All the pressures in the system – pre-pandemic and reinforced by it – are towards more, not less centralisation. Public monies will be tight after lockdown and difficult choices will have to be made. Government ministers here will continue to see the solution as being more power to Government ministers. Already before the pandemic one consultancy view put it that Scotland could not sustain a mere 32 local councils, but instead should have between 12-14; this when the country once had hundreds of councils pre-1929.
If the trend to centralisation is not stopped, one dystopian future for Scotland is – irrespective of whether independent or remains part of the UK – of a stark, minimal public landscape of a Scottish Parliament and Government, one stand-alone commissioning body for public services, little to no intermediate public agencies, and a local democracy not worthy of the name. This is not a route to effective public services, democracy or accountability; but it would make sense to ministers and their advisers.

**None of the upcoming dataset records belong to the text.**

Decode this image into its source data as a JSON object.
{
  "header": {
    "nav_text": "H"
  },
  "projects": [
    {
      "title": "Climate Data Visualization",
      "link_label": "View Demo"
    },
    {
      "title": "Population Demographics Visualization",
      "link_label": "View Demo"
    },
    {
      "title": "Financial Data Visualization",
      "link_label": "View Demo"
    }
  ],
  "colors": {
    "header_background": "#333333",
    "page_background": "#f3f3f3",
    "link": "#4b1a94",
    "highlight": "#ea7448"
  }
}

The political centre will not voluntarily let go of the powers it has gathered. Rather, if the march of centralisation is to be stopped and reversed, the system is going to have to be challenged and changed. That will require pointing out the limits and costs of centralisation and the development of counter-proposals which put localism at their heart, and then organisation to push for the remaking of local democracy in Scotland: an agenda and vision which has to go far beyond town halls and local government.